Task item
Reproduce the whole listing exactly and let no picture into the copy.

[Start of Attachment]

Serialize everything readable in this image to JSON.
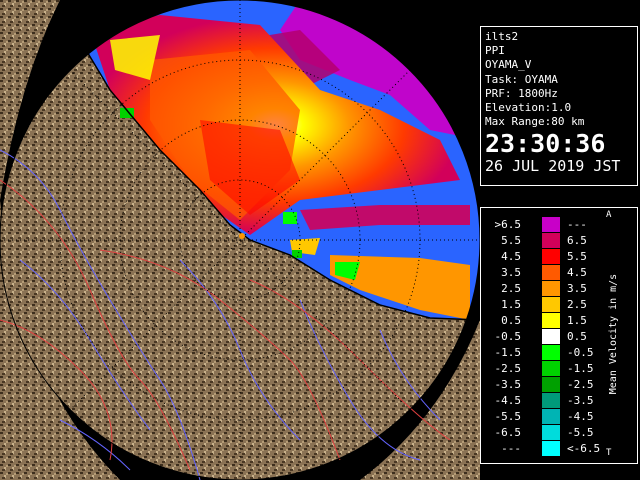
{
  "info": {
    "lines": [
      "ilts2",
      "PPI",
      "OYAMA_V",
      "Task: OYAMA",
      "PRF: 1800Hz",
      "Elevation:1.0",
      "Max Range:80 km"
    ],
    "time": "23:30:36",
    "date": "26 JUL 2019 JST"
  },
  "legend": {
    "unit_label": "Mean Velocity in m/s",
    "top_mark": "A",
    "bottom_mark": "T",
    "rows": [
      {
        "lo": ">6.5",
        "hi": "---",
        "color": "#c800c8"
      },
      {
        "lo": "5.5",
        "hi": "6.5",
        "color": "#d2005a"
      },
      {
        "lo": "4.5",
        "hi": "5.5",
        "color": "#ff0000"
      },
      {
        "lo": "3.5",
        "hi": "4.5",
        "color": "#ff5a00"
      },
      {
        "lo": "2.5",
        "hi": "3.5",
        "color": "#ff9600"
      },
      {
        "lo": "1.5",
        "hi": "2.5",
        "color": "#ffc800"
      },
      {
        "lo": "0.5",
        "hi": "1.5",
        "color": "#ffff00"
      },
      {
        "lo": "-0.5",
        "hi": "0.5",
        "color": "#ffffff"
      },
      {
        "lo": "-1.5",
        "hi": "-0.5",
        "color": "#00ff00"
      },
      {
        "lo": "-2.5",
        "hi": "-1.5",
        "color": "#00d200"
      },
      {
        "lo": "-3.5",
        "hi": "-2.5",
        "color": "#00a000"
      },
      {
        "lo": "-4.5",
        "hi": "-3.5",
        "color": "#009a7a"
      },
      {
        "lo": "-5.5",
        "hi": "-4.5",
        "color": "#00b4b4"
      },
      {
        "lo": "-6.5",
        "hi": "-5.5",
        "color": "#00dcdc"
      },
      {
        "lo": "---",
        "hi": "<-6.5",
        "color": "#00ffff"
      }
    ]
  },
  "colors": {
    "background": "#000000",
    "sea": "#2a64ff",
    "land": "#8c7456",
    "rivers": "#6464ff",
    "boundaries": "#e04040"
  }
}
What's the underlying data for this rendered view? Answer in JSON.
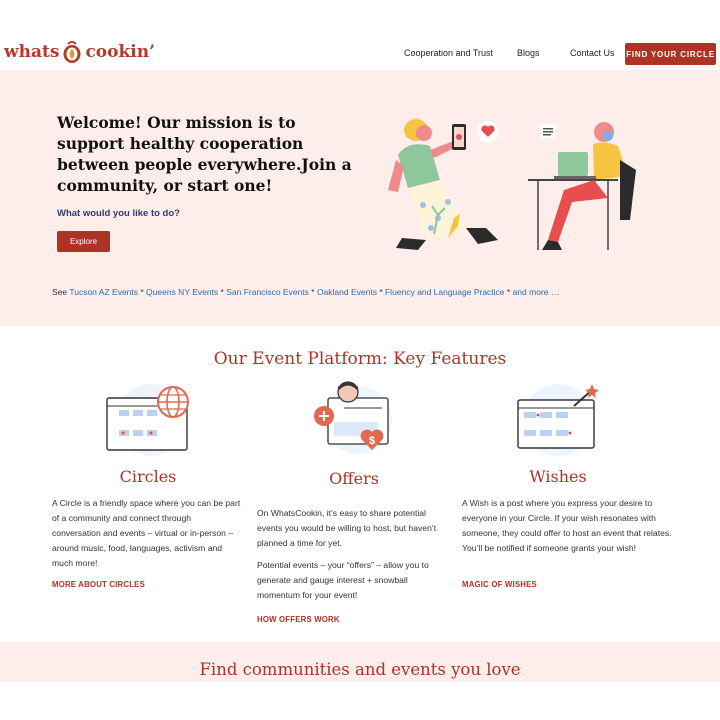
{
  "header": {
    "logo_left": "whats",
    "logo_right": "cookin’",
    "nav": [
      "Cooperation and Trust",
      "Blogs",
      "Contact Us"
    ],
    "cta": "FIND YOUR CIRCLE"
  },
  "hero": {
    "title": "Welcome! Our mission is to support healthy cooperation between people everywhere.Join a community, or start one!",
    "subtitle": "What would you like to do?",
    "explore": "Explore",
    "see_prefix": "See",
    "links": [
      "Tucson AZ Events",
      "Queens NY Events",
      "San Francisco Events",
      "Oakland Events",
      "Fluency and Language Practice",
      "and more …"
    ],
    "separator": " * "
  },
  "features": {
    "title": "Our Event Platform: Key Features",
    "circles": {
      "heading": "Circles",
      "body": "A Circle is a friendly space where you can be part of a community and connect through conversation and events – virtual or in-person – around music, food, languages, activism and much more!",
      "link": "MORE ABOUT CIRCLES"
    },
    "offers": {
      "heading": "Offers",
      "body1": "On WhatsCookin, it’s easy to share potential events you would be willing to host, but haven’t planned a time for yet.",
      "body2": "Potential events – your “offers” – allow you to generate and gauge interest + snowball momentum for your event!",
      "link": "HOW OFFERS WORK"
    },
    "wishes": {
      "heading": "Wishes",
      "body": "A Wish is a post where you express your desire to everyone in your Circle. If your wish resonates with someone, they could offer to host an event that relates.  You’ll be notified if someone grants your wish!",
      "link": "MAGIC OF WISHES"
    }
  },
  "bottom": {
    "title": "Find communities and events you love"
  },
  "colors": {
    "brand": "#ad3325",
    "hero_bg": "#fdeeec",
    "link": "#2b6cb0",
    "subtitle": "#2d3e63"
  }
}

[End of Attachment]

Exercise solution
Serialize everything readable in this image to JSON.
{
  "info": {
    "lines": [
      "ilts2",
      "PPI",
      "OYAMA_V",
      "Task: OYAMA",
      "PRF: 1800Hz",
      "Elevation:1.0",
      "Max Range:80 km"
    ],
    "time": "23:30:36",
    "date": "26 JUL 2019 JST"
  },
  "legend": {
    "unit_label": "Mean Velocity in m/s",
    "top_mark": "A",
    "bottom_mark": "T",
    "rows": [
      {
        "lo": ">6.5",
        "hi": "---",
        "color": "#c800c8"
      },
      {
        "lo": "5.5",
        "hi": "6.5",
        "color": "#d2005a"
      },
      {
        "lo": "4.5",
        "hi": "5.5",
        "color": "#ff0000"
      },
      {
        "lo": "3.5",
        "hi": "4.5",
        "color": "#ff5a00"
      },
      {
        "lo": "2.5",
        "hi": "3.5",
        "color": "#ff9600"
      },
      {
        "lo": "1.5",
        "hi": "2.5",
        "color": "#ffc800"
      },
      {
        "lo": "0.5",
        "hi": "1.5",
        "color": "#ffff00"
      },
      {
        "lo": "-0.5",
        "hi": "0.5",
        "color": "#ffffff"
      },
      {
        "lo": "-1.5",
        "hi": "-0.5",
        "color": "#00ff00"
      },
      {
        "lo": "-2.5",
        "hi": "-1.5",
        "color": "#00d200"
      },
      {
        "lo": "-3.5",
        "hi": "-2.5",
        "color": "#00a000"
      },
      {
        "lo": "-4.5",
        "hi": "-3.5",
        "color": "#009a7a"
      },
      {
        "lo": "-5.5",
        "hi": "-4.5",
        "color": "#00b4b4"
      },
      {
        "lo": "-6.5",
        "hi": "-5.5",
        "color": "#00dcdc"
      },
      {
        "lo": "---",
        "hi": "<-6.5",
        "color": "#00ffff"
      }
    ]
  },
  "colors": {
    "background": "#000000",
    "sea": "#2a64ff",
    "land": "#8c7456",
    "rivers": "#6464ff",
    "boundaries": "#e04040"
  }
}
What's the underlying data for this rendered view? Answer in JSON.
{
  "header": {
    "logo_left": "whats",
    "logo_right": "cookin’",
    "nav": [
      "Cooperation and Trust",
      "Blogs",
      "Contact Us"
    ],
    "cta": "FIND YOUR CIRCLE"
  },
  "hero": {
    "title": "Welcome! Our mission is to support healthy cooperation between people everywhere.Join a community, or start one!",
    "subtitle": "What would you like to do?",
    "explore": "Explore",
    "see_prefix": "See",
    "links": [
      "Tucson AZ Events",
      "Queens NY Events",
      "San Francisco Events",
      "Oakland Events",
      "Fluency and Language Practice",
      "and more …"
    ],
    "separator": " * "
  },
  "features": {
    "title": "Our Event Platform: Key Features",
    "circles": {
      "heading": "Circles",
      "body": "A Circle is a friendly space where you can be part of a community and connect through conversation and events – virtual or in-person – around music, food, languages, activism and much more!",
      "link": "MORE ABOUT CIRCLES"
    },
    "offers": {
      "heading": "Offers",
      "body1": "On WhatsCookin, it’s easy to share potential events you would be willing to host, but haven’t planned a time for yet.",
      "body2": "Potential events – your “offers” – allow you to generate and gauge interest + snowball momentum for your event!",
      "link": "HOW OFFERS WORK"
    },
    "wishes": {
      "heading": "Wishes",
      "body": "A Wish is a post where you express your desire to everyone in your Circle. If your wish resonates with someone, they could offer to host an event that relates.  You’ll be notified if someone grants your wish!",
      "link": "MAGIC OF WISHES"
    }
  },
  "bottom": {
    "title": "Find communities and events you love"
  },
  "colors": {
    "brand": "#ad3325",
    "hero_bg": "#fdeeec",
    "link": "#2b6cb0",
    "subtitle": "#2d3e63"
  }
}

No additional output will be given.